You can imagine dying, but never your death. Say that death is calm, but forfeits all. Try that. Now imagine there is an entirely separate kind of peace that rests beyond pictures of ladders and bridges, safe from the mind’s machinations. Imagine this peace that bides with bodies, voices, with one face facing another. Imagine that it is just as she says: you need to come home; that what you seek waits like the pool of clear water you saw from the high board when your toes curled around the edge, your eyes looked down, and you leapt. It starts there after all. In this pool the arms of the drowning may thrash about, reaching for rescue or, on a different day, splash with jets of rare joy. Know this: It is no dream, no figment of the imagination, this pool. Say it is home. Dive into that.

Karl Plank is the author of A Field, Part Arable (Lithic) and BOSS: Rewriting Rilke (RedBird Chapbooks) as well as the forthcoming work of criticism, The Fact of the Cage: Reading and Redemption in David Foster Wallace’s Infinite Jest (Routledge, 2021). His writing has appeared in publications such as Beloit Poetry Journal, Zone 3, Tiferet, and has been featured on Poetry Daily.

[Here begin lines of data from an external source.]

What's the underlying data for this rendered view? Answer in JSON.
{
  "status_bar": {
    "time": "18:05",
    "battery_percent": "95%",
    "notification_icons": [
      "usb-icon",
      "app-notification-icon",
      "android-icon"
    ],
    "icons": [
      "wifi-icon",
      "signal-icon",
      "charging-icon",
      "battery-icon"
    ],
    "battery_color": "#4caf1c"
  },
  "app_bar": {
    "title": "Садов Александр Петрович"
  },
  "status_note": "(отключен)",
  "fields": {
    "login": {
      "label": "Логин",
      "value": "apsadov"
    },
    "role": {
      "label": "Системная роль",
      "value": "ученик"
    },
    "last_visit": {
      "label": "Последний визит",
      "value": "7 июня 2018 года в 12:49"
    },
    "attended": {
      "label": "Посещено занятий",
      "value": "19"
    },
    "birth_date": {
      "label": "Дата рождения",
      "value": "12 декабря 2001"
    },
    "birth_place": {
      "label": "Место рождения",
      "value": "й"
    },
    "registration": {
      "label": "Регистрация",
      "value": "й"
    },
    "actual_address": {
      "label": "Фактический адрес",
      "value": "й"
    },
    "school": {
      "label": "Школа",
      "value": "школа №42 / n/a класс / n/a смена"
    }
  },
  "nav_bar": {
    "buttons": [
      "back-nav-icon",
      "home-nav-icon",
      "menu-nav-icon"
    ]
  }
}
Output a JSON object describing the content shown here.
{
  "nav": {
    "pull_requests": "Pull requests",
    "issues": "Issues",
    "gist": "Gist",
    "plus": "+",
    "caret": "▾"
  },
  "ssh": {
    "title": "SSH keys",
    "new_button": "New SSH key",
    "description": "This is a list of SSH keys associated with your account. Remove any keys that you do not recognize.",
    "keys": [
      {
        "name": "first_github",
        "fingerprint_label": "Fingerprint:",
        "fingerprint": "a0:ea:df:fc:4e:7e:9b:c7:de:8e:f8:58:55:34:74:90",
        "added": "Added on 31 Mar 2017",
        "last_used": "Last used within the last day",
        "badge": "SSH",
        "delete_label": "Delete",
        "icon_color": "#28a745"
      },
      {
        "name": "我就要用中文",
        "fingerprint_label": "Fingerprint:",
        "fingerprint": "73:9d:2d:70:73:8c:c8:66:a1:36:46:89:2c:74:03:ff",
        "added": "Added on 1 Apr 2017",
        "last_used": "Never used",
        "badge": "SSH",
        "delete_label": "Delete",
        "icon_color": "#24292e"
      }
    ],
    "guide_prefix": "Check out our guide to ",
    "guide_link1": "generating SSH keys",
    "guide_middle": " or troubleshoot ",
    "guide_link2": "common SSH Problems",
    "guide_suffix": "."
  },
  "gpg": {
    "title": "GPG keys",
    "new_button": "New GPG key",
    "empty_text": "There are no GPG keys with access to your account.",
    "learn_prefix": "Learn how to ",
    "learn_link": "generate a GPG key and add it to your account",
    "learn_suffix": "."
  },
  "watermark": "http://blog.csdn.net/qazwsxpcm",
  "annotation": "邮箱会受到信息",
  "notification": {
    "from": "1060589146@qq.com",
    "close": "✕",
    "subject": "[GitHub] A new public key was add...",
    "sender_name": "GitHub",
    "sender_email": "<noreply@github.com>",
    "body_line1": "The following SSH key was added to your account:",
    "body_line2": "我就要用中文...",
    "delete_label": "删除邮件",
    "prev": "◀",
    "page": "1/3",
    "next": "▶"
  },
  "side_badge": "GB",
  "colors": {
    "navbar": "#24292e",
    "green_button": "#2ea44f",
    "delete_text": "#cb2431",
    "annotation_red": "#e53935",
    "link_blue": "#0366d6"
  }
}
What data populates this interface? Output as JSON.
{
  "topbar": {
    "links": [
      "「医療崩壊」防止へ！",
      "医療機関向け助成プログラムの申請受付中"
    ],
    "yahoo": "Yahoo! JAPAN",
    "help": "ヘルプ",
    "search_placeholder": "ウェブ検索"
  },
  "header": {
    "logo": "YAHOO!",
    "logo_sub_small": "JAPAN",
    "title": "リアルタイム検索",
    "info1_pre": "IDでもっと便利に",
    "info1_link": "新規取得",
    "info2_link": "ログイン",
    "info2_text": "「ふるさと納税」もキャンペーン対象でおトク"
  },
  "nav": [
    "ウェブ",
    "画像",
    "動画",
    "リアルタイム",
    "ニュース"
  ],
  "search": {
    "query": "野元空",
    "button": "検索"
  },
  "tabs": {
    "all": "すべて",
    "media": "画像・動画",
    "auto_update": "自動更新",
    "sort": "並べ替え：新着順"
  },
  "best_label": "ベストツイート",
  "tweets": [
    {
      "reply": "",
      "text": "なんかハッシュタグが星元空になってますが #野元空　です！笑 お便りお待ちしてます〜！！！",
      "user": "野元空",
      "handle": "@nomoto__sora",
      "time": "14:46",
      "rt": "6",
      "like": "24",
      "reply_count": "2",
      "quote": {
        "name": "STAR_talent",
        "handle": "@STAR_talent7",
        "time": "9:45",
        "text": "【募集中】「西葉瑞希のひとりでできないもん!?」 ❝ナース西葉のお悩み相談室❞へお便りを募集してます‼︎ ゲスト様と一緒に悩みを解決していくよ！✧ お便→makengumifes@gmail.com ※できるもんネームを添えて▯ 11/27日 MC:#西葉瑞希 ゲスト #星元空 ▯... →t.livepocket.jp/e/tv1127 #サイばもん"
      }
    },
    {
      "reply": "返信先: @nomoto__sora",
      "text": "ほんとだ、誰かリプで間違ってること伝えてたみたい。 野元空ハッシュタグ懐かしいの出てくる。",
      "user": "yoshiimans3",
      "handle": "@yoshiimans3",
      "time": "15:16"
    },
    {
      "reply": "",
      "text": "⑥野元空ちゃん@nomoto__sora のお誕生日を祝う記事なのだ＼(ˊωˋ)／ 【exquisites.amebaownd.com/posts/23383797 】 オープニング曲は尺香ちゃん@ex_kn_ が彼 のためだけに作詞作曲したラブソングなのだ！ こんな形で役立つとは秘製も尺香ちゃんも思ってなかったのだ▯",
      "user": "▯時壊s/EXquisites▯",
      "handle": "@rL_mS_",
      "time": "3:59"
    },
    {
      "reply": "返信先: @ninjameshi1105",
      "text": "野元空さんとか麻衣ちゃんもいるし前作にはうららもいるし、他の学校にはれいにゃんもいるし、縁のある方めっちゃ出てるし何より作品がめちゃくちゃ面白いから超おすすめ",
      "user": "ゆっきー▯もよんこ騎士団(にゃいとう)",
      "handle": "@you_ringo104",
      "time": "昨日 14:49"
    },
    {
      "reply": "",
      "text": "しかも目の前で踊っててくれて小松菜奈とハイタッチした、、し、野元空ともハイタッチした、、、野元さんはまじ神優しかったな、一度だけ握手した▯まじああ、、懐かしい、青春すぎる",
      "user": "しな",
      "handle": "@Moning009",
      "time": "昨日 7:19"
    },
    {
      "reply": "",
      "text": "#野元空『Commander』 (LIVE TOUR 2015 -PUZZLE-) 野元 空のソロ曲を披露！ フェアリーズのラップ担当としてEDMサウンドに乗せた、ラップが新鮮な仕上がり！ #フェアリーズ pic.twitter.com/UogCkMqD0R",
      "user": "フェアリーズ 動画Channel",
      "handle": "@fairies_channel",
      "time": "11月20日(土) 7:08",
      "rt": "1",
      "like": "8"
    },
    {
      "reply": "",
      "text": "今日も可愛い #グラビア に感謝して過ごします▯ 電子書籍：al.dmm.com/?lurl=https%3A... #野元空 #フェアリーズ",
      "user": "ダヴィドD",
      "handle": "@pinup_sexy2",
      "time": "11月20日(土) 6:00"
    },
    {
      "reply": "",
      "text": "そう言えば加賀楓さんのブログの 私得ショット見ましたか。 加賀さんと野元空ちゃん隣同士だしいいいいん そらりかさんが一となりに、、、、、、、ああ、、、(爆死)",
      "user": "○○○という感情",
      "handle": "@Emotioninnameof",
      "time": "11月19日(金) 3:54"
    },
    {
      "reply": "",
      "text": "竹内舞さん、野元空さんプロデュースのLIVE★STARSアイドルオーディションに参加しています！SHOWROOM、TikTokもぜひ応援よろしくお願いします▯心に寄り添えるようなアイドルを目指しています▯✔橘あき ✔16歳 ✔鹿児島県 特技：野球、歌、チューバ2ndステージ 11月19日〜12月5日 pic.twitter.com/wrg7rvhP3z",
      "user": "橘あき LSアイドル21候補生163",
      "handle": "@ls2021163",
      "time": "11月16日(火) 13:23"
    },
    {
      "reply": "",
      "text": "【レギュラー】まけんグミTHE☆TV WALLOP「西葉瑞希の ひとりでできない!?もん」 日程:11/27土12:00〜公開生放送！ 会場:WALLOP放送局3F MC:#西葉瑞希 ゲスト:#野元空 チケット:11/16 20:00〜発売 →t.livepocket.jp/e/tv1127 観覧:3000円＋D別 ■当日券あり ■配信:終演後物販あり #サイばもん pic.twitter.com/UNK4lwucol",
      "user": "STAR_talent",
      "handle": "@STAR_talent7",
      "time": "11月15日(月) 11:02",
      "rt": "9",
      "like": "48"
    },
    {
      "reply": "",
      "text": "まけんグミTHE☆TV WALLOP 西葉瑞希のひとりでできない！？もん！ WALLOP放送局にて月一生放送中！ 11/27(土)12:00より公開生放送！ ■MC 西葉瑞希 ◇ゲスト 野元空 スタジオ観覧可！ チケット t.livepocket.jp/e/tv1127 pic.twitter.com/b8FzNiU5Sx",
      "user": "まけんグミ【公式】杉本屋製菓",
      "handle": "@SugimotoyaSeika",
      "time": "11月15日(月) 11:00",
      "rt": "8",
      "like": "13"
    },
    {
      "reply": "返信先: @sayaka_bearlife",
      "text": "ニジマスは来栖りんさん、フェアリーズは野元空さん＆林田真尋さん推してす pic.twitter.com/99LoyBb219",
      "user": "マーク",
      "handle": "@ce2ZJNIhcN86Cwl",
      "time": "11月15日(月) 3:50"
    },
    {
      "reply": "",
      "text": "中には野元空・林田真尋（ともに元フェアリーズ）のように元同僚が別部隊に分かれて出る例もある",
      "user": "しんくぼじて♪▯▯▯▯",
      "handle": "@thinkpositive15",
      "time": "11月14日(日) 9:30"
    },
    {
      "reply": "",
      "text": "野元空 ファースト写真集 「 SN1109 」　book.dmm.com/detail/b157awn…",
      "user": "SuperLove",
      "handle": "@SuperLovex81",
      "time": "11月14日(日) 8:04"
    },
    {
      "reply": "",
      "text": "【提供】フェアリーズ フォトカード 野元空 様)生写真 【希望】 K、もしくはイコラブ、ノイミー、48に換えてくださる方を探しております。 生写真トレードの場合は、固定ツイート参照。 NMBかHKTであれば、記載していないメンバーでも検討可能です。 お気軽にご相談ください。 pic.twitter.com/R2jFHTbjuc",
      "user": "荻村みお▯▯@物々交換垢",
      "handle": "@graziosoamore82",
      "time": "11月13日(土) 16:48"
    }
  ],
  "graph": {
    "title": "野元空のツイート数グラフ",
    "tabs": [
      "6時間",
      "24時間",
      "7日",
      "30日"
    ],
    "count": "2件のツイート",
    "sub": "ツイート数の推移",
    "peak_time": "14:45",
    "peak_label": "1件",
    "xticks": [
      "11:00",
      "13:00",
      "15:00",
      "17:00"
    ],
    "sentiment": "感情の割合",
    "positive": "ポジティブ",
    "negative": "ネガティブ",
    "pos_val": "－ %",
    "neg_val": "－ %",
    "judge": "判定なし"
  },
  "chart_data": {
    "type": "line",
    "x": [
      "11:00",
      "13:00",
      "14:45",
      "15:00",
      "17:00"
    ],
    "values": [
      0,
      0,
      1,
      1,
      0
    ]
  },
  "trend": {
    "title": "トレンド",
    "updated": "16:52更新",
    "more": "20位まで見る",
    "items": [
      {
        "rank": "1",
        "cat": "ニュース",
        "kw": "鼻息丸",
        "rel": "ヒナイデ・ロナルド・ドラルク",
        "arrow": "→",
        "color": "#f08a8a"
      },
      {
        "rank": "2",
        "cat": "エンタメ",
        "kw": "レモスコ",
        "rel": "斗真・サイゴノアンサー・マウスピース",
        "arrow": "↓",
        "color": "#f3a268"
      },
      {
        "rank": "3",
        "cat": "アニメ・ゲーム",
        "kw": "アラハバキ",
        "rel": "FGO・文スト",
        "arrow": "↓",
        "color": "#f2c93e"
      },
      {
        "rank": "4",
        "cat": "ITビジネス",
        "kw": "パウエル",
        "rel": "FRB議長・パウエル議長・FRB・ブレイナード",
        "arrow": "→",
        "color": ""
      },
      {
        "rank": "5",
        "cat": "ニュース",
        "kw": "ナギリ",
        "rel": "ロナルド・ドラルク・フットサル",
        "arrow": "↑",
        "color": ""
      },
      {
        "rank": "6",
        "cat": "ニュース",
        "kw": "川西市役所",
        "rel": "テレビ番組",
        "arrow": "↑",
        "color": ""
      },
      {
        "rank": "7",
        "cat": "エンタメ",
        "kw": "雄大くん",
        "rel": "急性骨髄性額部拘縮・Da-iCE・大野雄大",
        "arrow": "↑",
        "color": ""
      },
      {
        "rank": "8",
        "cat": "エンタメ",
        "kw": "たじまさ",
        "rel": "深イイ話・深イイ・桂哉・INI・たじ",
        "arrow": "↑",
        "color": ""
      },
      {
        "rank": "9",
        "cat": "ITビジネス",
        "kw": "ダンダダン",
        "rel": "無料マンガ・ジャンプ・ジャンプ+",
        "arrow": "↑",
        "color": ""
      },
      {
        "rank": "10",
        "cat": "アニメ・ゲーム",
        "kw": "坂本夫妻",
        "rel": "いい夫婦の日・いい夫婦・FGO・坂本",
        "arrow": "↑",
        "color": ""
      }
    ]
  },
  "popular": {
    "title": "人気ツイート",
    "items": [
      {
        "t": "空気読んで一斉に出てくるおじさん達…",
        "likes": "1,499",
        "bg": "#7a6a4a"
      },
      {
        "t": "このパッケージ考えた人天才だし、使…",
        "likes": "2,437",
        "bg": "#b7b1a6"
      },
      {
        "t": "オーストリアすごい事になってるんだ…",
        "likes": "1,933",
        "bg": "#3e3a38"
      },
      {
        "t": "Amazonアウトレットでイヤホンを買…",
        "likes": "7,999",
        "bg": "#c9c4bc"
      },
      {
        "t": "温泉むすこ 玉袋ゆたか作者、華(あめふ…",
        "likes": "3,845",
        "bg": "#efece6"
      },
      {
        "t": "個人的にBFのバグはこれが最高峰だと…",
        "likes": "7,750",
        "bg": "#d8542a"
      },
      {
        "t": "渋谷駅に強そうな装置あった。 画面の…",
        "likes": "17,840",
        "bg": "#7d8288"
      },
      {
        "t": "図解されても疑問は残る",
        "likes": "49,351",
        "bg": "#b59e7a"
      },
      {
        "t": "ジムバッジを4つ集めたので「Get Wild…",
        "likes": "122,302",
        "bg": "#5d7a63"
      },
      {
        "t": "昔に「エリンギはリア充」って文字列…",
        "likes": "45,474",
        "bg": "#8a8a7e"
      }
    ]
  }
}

A past winner of the Thomas Carter Prize (Shenandoah) and a Pushcart nominee, he is the J.W. Cannon Professor of Religious Studies at Davidson College.

After Eden: Hopper’s Pennsylvania Coal Town

After Eden

he made his way to Pennsylvania
tracing the coal seam with bruised feet
past the patch towns out from Pittsburgh—
Muse and Manifold, Colver, Collier and Hazelton,
a dam on Little Chartiers Creek.

He coughed the haze that hung over
heaps of spoil tip and gob pile
barren banks of bing and culm,
and in the shadow of a hopper car
he paused and peered ahead

into the late afternoon, just as years later
he would lean on his level-head rake
and stare down the corridor of yard
between houses, stunned at the bath
of light that now shone even here

on the fronds behind him and the tufts
of grass creeping over the concrete edge.
How warm the glow on his bare head,
how familiar and kind.


Edward Hopper’s Pennsylvania Coal Town courtesy of Butler Institute of American Art

Karl Plank

Karl Plank’s recent poetry has appeared in publications such as Notre Dame Review, Beloit Poetry Journal, New Madrid, Spiritus, Still, Exit 7, and Poetry Daily. A past winner of the Thomas Carter Prize (non-fiction, Shenandoah), he is the J.W. Cannon Professor of Religion at Davidson College.